28th August, Chiang Mai, Thailand

Manda writes:

The last time I was in Thailand, I was only 14 years old. It was an extended family holiday, tagged on to the end to one of our regular visits to Hong Kong. On that occasion, we'd visited Bangkok and Pattaya. I was probably too young to appreciate the architecture (only developed an eye for this kind of thing later on in life!) and all I could remember was that it was very hot and humid.

This morning as I set foot onto Chiang Mai's busy streets, memories of my previous visit came flooding back. The heat was the first thing that hit me, not a dry heat but a humid one. My attention was then drawn to the vast number of tuk-tuks (three-wheeled taxi carts) parked up on the roadside and their accompanying touts, trying to score a fare. I uttered 'mi-ow' on the way past and believe it or not, I wasn't trying to impersonate a cat. According to Bangkok bob, Mi-ow actually means 'no thanks' and is definitely an easy one to remember, even though I felt a bit silly saying it for the first time!

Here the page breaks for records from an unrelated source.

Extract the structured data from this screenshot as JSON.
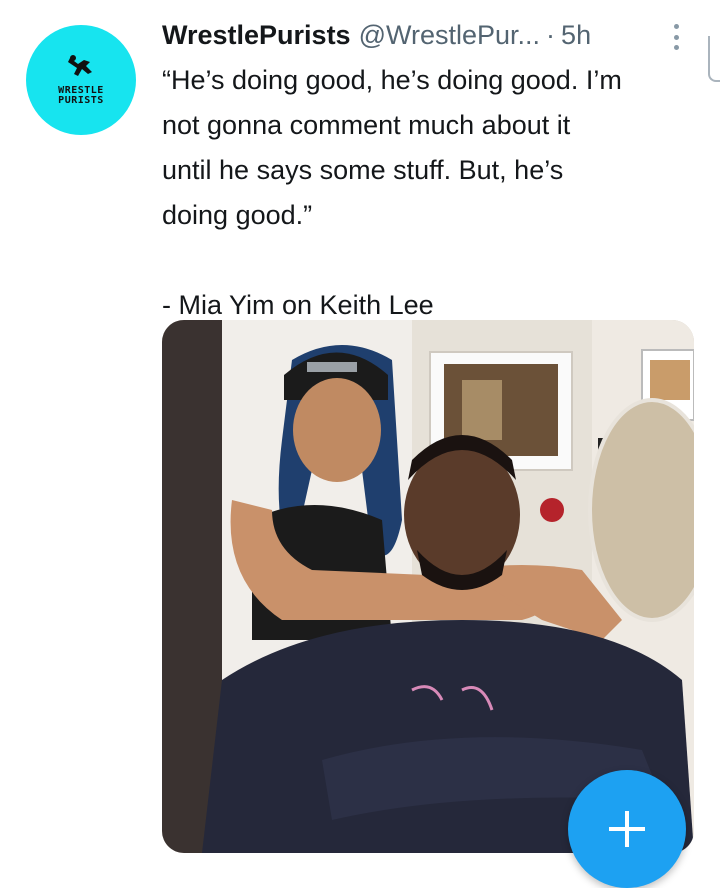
{
  "tweet": {
    "author_name": "WrestlePurists",
    "author_handle": "@WrestlePur...",
    "separator": "·",
    "timestamp": "5h",
    "text_lines": [
      "“He’s doing good, he’s doing good. I’m",
      "not gonna comment much about it",
      "until he says some stuff. But, he’s",
      "doing good.”"
    ],
    "attribution": "- Mia Yim on Keith Lee"
  },
  "avatar": {
    "logo_line1": "WRESTLE",
    "logo_line2": "PURISTS",
    "color": "#17e4ef"
  },
  "icons": {
    "more": "more-vertical-icon",
    "compose": "plus-icon"
  },
  "colors": {
    "accent": "#1da1f2",
    "text": "#14171a",
    "secondary_text": "#536471"
  }
}
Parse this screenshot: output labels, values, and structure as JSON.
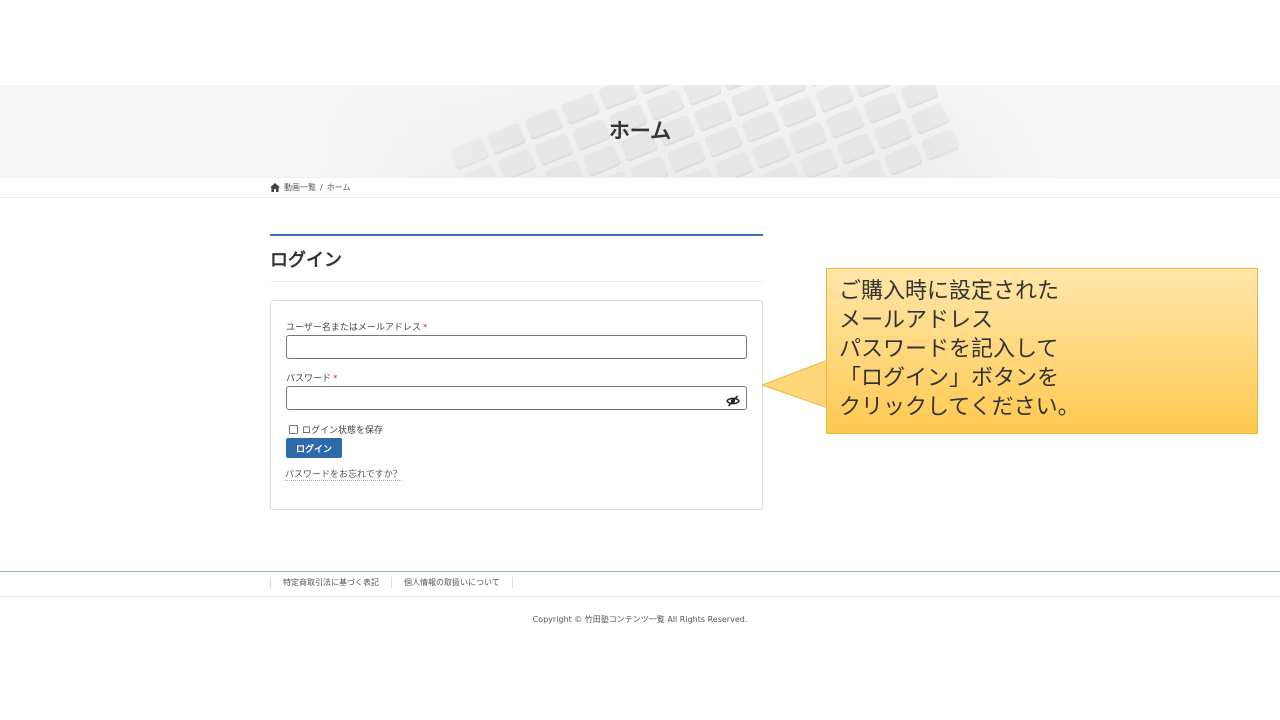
{
  "hero": {
    "title": "ホーム"
  },
  "breadcrumb": {
    "items": [
      "動画一覧",
      "ホーム"
    ],
    "separator": "/"
  },
  "login": {
    "heading": "ログイン",
    "username_label": "ユーザー名またはメールアドレス",
    "password_label": "パスワード",
    "required_mark": "*",
    "username_value": "",
    "password_value": "",
    "remember_label": "ログイン状態を保存",
    "remember_checked": false,
    "submit_label": "ログイン",
    "forgot_link": "パスワードをお忘れですか？"
  },
  "callout": {
    "text": "ご購入時に設定された\nメールアドレス\nパスワードを記入して\n「ログイン」ボタンを\nクリックしてください。"
  },
  "footer": {
    "links": [
      "特定商取引法に基づく表記",
      "個人情報の取扱いについて"
    ],
    "copyright": "Copyright © 竹田塾コンテンツ一覧 All Rights Reserved."
  },
  "colors": {
    "accent": "#3b6fb6",
    "button": "#2f6aa8",
    "callout_fill": "#ffd67a",
    "callout_border": "#e8b640",
    "required": "#c0392b"
  },
  "icons": {
    "breadcrumb_home": "home-icon",
    "password_toggle": "eye-slash-icon"
  }
}
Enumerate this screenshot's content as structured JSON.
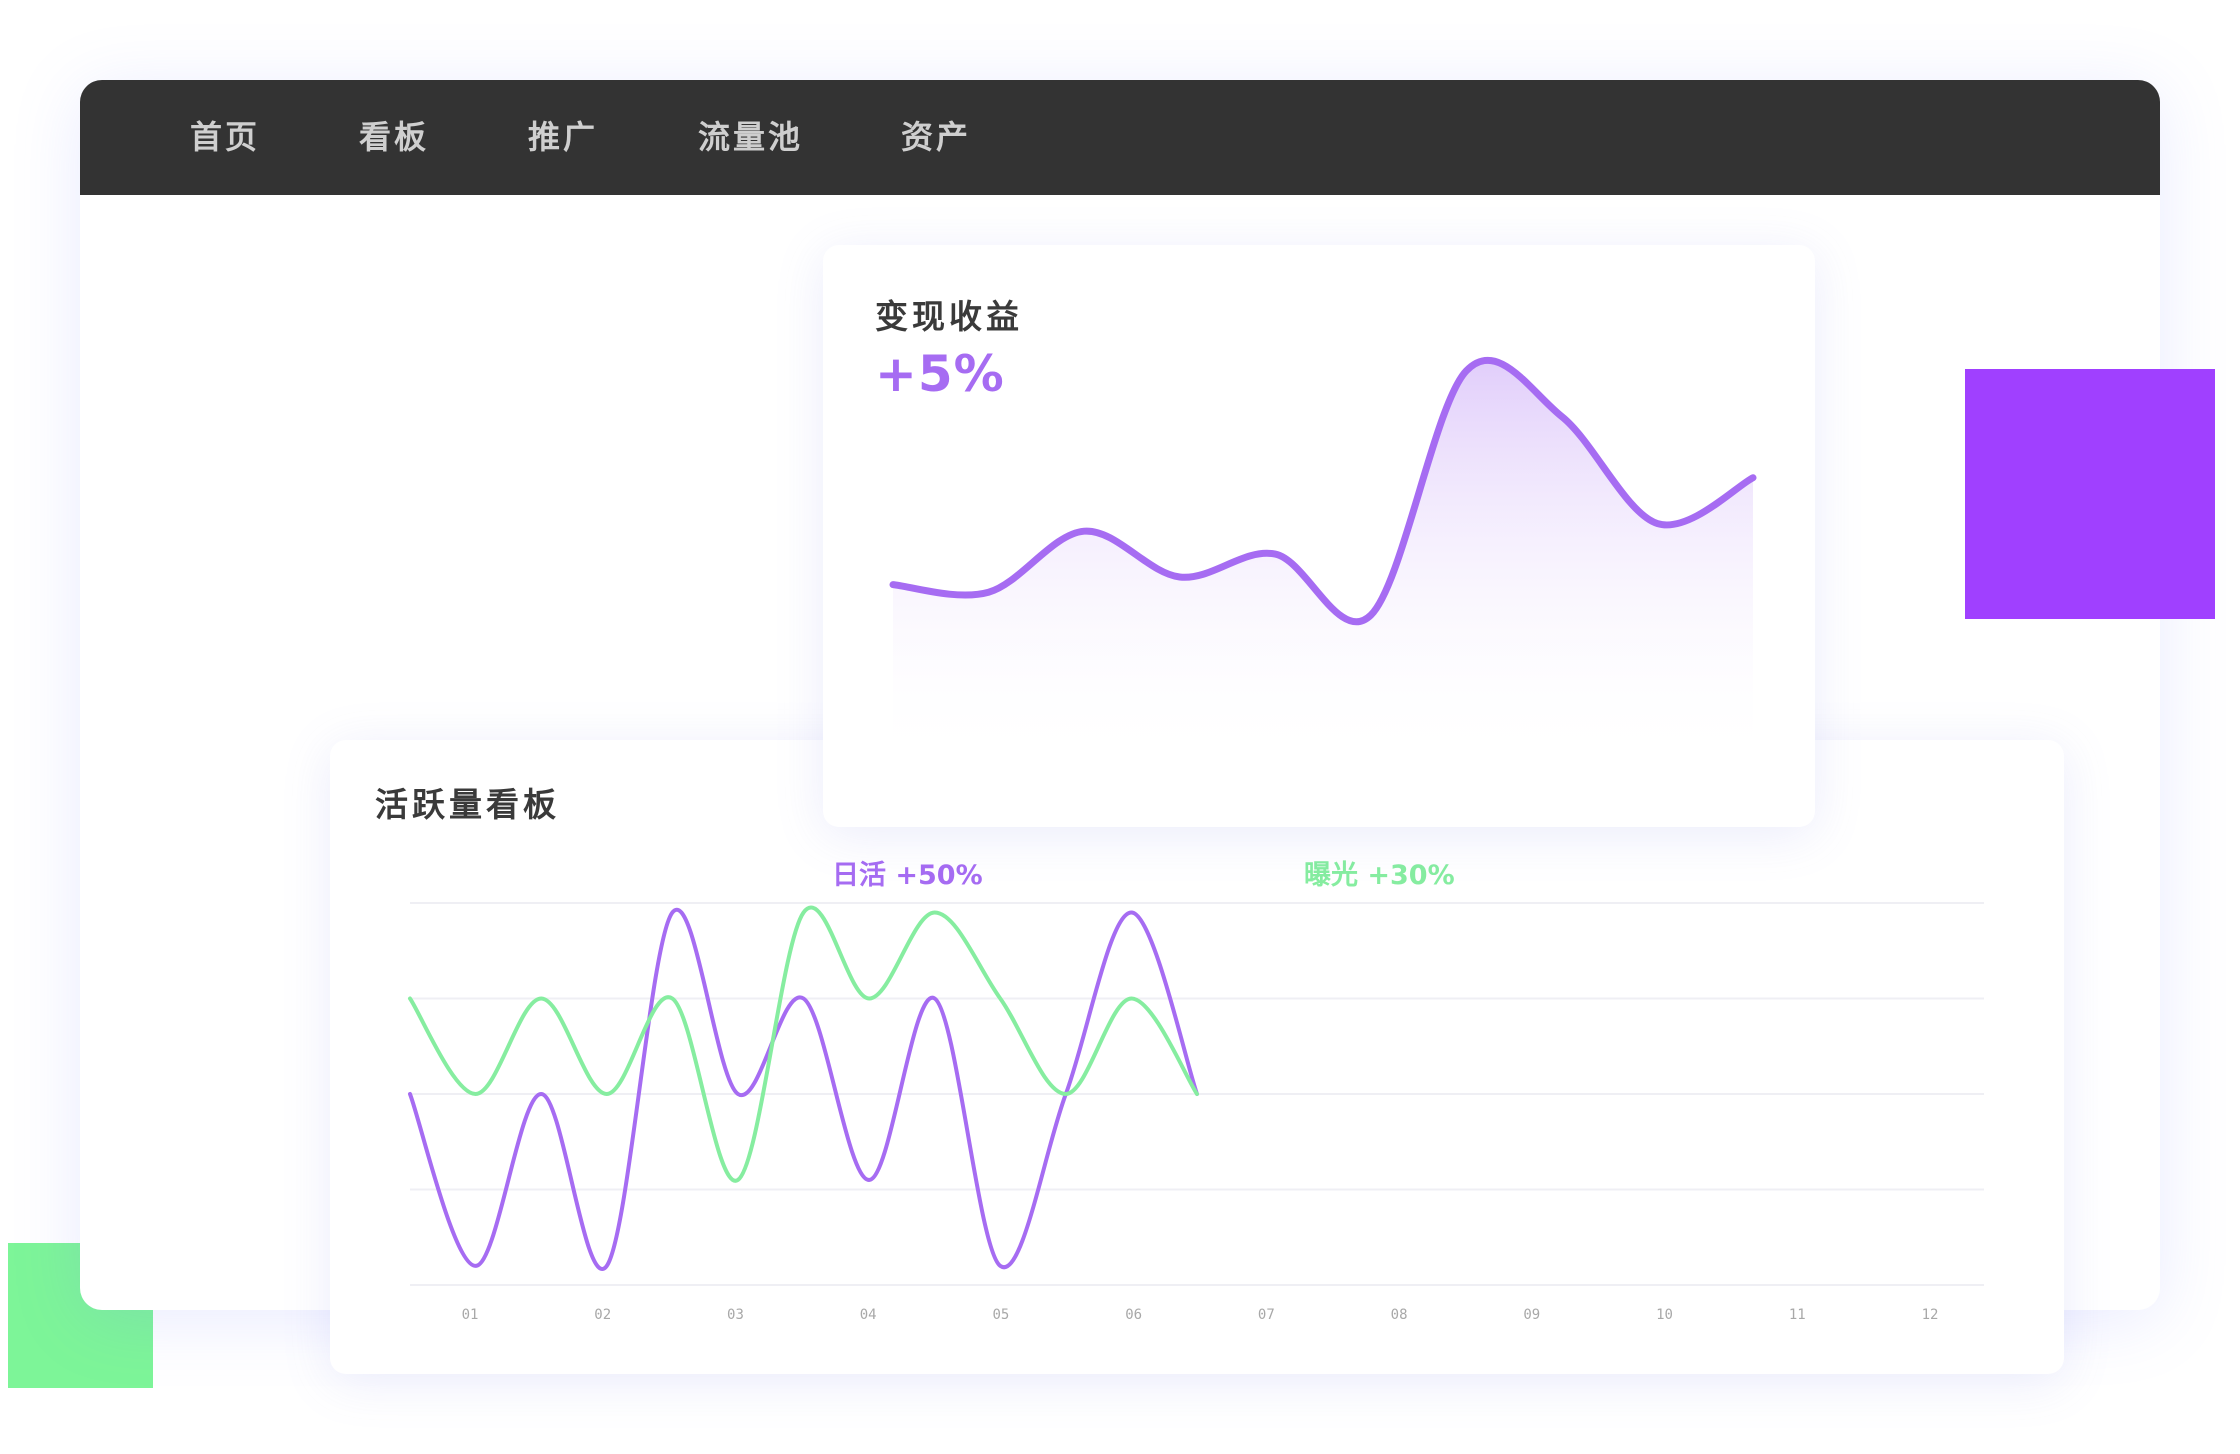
{
  "nav": {
    "items": [
      {
        "label": "首页"
      },
      {
        "label": "看板"
      },
      {
        "label": "推广"
      },
      {
        "label": "流量池"
      },
      {
        "label": "资产"
      }
    ]
  },
  "revenue_card": {
    "title": "变现收益",
    "change": "+5%"
  },
  "activity_card": {
    "title": "活跃量看板",
    "legend_daily": "日活 +50%",
    "legend_exposure": "曝光 +30%"
  },
  "colors": {
    "purple": "#a66cf2",
    "green": "#86eda0",
    "nav_bg": "#333333",
    "deco_purple": "#a040ff",
    "deco_green": "#7df598"
  },
  "chart_data": [
    {
      "type": "area",
      "title": "变现收益",
      "x": [
        0,
        1,
        2,
        3,
        4,
        5,
        6,
        7,
        8,
        9
      ],
      "series": [
        {
          "values": [
            42,
            40,
            56,
            44,
            50,
            34,
            98,
            86,
            58,
            70
          ]
        }
      ],
      "ylim": [
        0,
        110
      ],
      "grid": false
    },
    {
      "type": "line",
      "categories": [
        "01",
        "02",
        "03",
        "04",
        "05",
        "06",
        "07",
        "08",
        "09",
        "10",
        "11",
        "12"
      ],
      "ylim": [
        0,
        4
      ],
      "grid": true,
      "x": [
        0,
        0.5,
        1,
        1.5,
        2,
        2.5,
        3,
        3.5,
        4,
        4.5,
        5,
        5.5,
        6,
        6.5,
        7,
        7.5,
        8,
        8.5,
        9,
        9.5,
        10,
        10.5,
        11,
        11.5,
        12
      ],
      "series": [
        {
          "name": "日活",
          "values": [
            2,
            0.2,
            2,
            0.2,
            3.9,
            2,
            3,
            1.1,
            3,
            0.2,
            2,
            3.9,
            2
          ]
        },
        {
          "name": "曝光",
          "values": [
            3,
            2,
            3,
            2,
            3,
            1.1,
            3.9,
            3,
            3.9,
            3,
            2,
            3,
            2
          ]
        }
      ]
    }
  ]
}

Wearing a helmet is still not a compulsory thing over here. We saw many mopeds go past, some transporting entire families balanced precariously on the feeble-looking two-wheeled-frames, their hair blowing freely in the wind. Somehow, they seemed to know what they were doing and have probably got that balancing act down to a fine art. Tuk-tuks and taxis weaved in and out, and it was like watching a slalom match. Then I spotted a disposal van with seven or eight people hanging off the roof. They smiled, so I gave them a wave and they reciprocated. On hindsight, it probably wasn't a good idea as they could have easily lost balance and come tumbling down! Oh well ...

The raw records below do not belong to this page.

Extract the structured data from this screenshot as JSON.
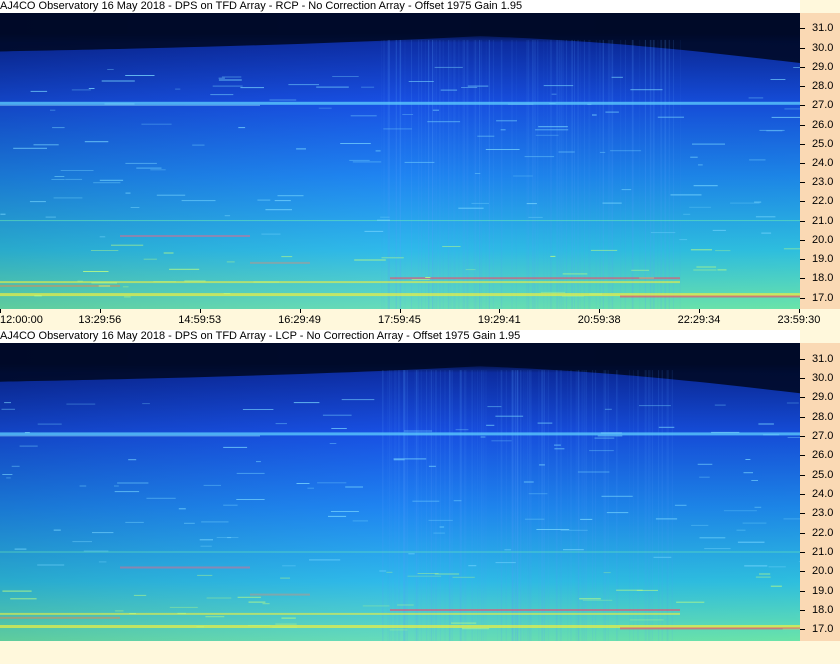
{
  "chart_data": [
    {
      "type": "heatmap",
      "title": "AJ4CO Observatory 16 May 2018 - DPS on TFD Array  - RCP  -  No Correction Array  -  Offset 1975  Gain 1.95",
      "y_ticks": [
        "31.0",
        "30.0",
        "29.0",
        "28.0",
        "27.0",
        "26.0",
        "25.0",
        "24.0",
        "23.0",
        "22.0",
        "21.0",
        "20.0",
        "19.0",
        "18.0",
        "17.0"
      ],
      "y_tick_values": [
        31,
        30,
        29,
        28,
        27,
        26,
        25,
        24,
        23,
        22,
        21,
        20,
        19,
        18,
        17
      ],
      "ylim": [
        16.4,
        31.8
      ],
      "x_ticks": [
        "12:00:00",
        "13:29:56",
        "14:59:53",
        "16:29:49",
        "17:59:45",
        "19:29:41",
        "20:59:38",
        "22:29:34",
        "23:59:30"
      ],
      "colors": [
        "#000a28",
        "#0a2a9a",
        "#1650e0",
        "#1e8cf0",
        "#30c8e8",
        "#70f0b0",
        "#f0f040",
        "#ff4060"
      ]
    },
    {
      "type": "heatmap",
      "title": "AJ4CO Observatory 16 May 2018 - DPS on TFD Array  - LCP  -  No Correction Array  -  Offset 1975  Gain 1.95",
      "y_ticks": [
        "31.0",
        "30.0",
        "29.0",
        "28.0",
        "27.0",
        "26.0",
        "25.0",
        "24.0",
        "23.0",
        "22.0",
        "21.0",
        "20.0",
        "19.0",
        "18.0",
        "17.0"
      ],
      "y_tick_values": [
        31,
        30,
        29,
        28,
        27,
        26,
        25,
        24,
        23,
        22,
        21,
        20,
        19,
        18,
        17
      ],
      "ylim": [
        16.4,
        31.8
      ],
      "x_ticks": [],
      "colors": [
        "#000a28",
        "#0a2a9a",
        "#1650e0",
        "#1e8cf0",
        "#30c8e8",
        "#70f0b0",
        "#f0f040",
        "#ff4060"
      ]
    }
  ]
}
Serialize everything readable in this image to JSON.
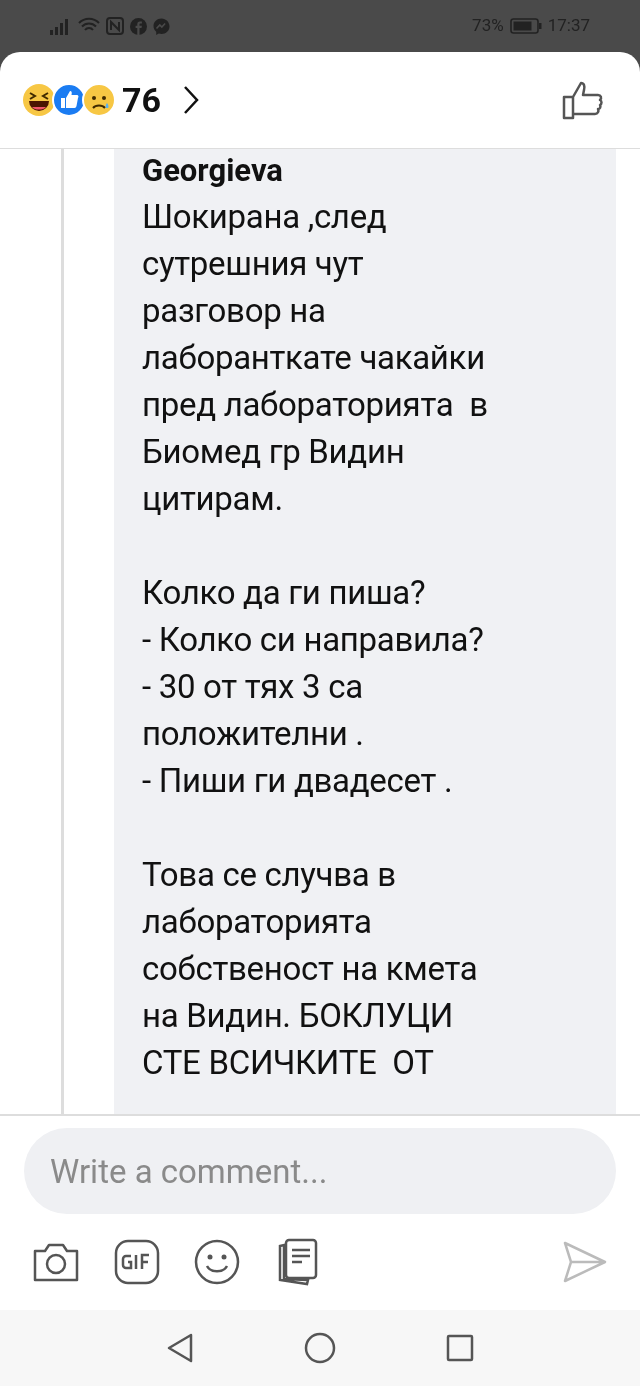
{
  "status_bar": {
    "battery": "73%",
    "time": "17:37"
  },
  "reactions": {
    "count": "76"
  },
  "comment": {
    "author": "Georgieva",
    "paragraphs": [
      "Шокирана ,след\nсутрешния чут\nразговор на\nлаборанткате чакайки\nпред лабораторията  в\nБиомед гр Видин\nцитирам.",
      "Колко да ги пиша?\n- Колко си направила?\n- 30 от тях 3 са\nположителни .\n- Пиши ги двадесет .",
      "Това се случва в\nлабораторията\nсобственост на кмета\nна Видин. БОКЛУЦИ\nСТЕ ВСИЧКИТЕ  ОТ"
    ]
  },
  "composer": {
    "placeholder": "Write a comment..."
  }
}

The Tha Phae Gate
A disposal truck goes past the Tha Phae Gate on Chiang Mai's eastern side.

One of the things I'd like to do here is to go along to a Thai cooking class. I was surprised at how many were advertised. Like the Internet cafés, and eateries, there was no shortage of them. We picked up a few leaflets to compare prices and menus.

The shops here do not take up much room and are crammed ten to the dozen into the narrow streets. Every now and then, we'd come across a gap which invariably made way to a wat (temple). We would see a wat one minute and then another one would reveal itself further down the street. They look beautiful and a lot of work has gone into the detailed patterns on the exterior. It's fascinating to think that some of these wats were built in the 13th century. They've seen a thing or two! After a while, it is easy to became blazé about it. Like when we went to Turkey - the first few ruins were amazing but after seeing five or six, it was 'just another pile of rubble'. Still, the novelty has not worn off just yet and here is a picture to prove it!

Manda in front of Wat

Manda poses happily in front of the Wat Dok Eung